→ Aim of the task: Work out how many lines below contain the word "label". Only the number is wanted.

+ + + +

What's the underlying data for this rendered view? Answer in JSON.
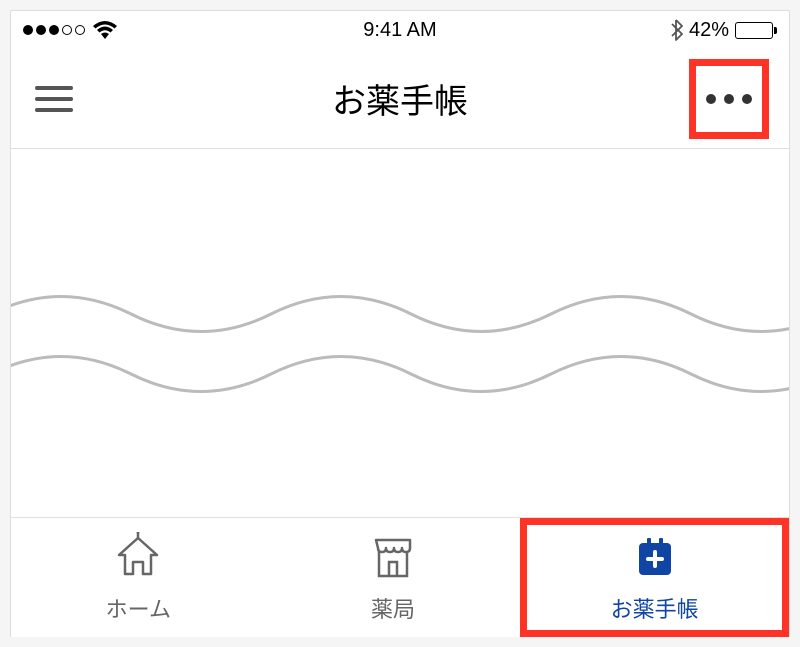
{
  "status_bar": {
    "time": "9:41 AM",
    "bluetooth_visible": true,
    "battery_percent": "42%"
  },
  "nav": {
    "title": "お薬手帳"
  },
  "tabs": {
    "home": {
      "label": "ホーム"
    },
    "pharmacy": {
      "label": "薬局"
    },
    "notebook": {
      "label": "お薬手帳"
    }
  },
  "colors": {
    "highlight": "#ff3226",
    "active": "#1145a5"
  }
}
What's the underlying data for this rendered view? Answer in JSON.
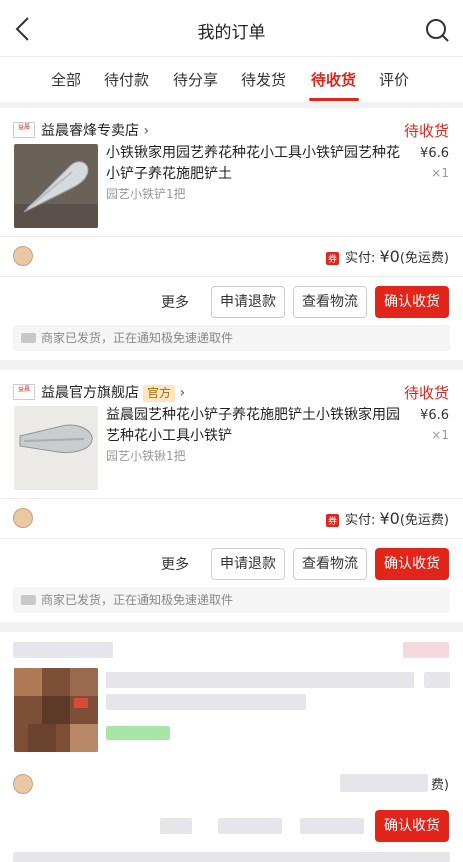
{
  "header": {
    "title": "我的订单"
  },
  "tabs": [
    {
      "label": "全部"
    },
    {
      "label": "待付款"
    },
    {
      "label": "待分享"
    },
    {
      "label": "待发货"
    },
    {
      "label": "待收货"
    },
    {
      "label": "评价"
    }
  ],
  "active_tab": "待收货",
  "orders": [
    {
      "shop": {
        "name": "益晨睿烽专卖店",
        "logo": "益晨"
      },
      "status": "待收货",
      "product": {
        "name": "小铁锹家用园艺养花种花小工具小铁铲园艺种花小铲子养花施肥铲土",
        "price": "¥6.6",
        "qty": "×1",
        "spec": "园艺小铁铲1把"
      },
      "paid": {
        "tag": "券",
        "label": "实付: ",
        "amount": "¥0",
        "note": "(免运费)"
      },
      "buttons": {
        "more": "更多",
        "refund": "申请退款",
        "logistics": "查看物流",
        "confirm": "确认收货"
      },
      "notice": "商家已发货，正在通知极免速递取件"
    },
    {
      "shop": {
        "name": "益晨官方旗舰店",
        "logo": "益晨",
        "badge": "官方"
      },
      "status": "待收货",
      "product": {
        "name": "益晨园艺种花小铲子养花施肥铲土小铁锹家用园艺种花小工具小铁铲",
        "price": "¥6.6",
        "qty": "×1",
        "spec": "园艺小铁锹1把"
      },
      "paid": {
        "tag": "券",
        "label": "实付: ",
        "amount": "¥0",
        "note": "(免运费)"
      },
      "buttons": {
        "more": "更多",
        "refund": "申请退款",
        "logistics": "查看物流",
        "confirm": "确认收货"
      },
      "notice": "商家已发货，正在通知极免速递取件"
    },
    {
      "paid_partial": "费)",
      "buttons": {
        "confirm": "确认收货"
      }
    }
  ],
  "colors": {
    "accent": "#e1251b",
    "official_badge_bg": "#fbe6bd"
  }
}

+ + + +

→ Response: 11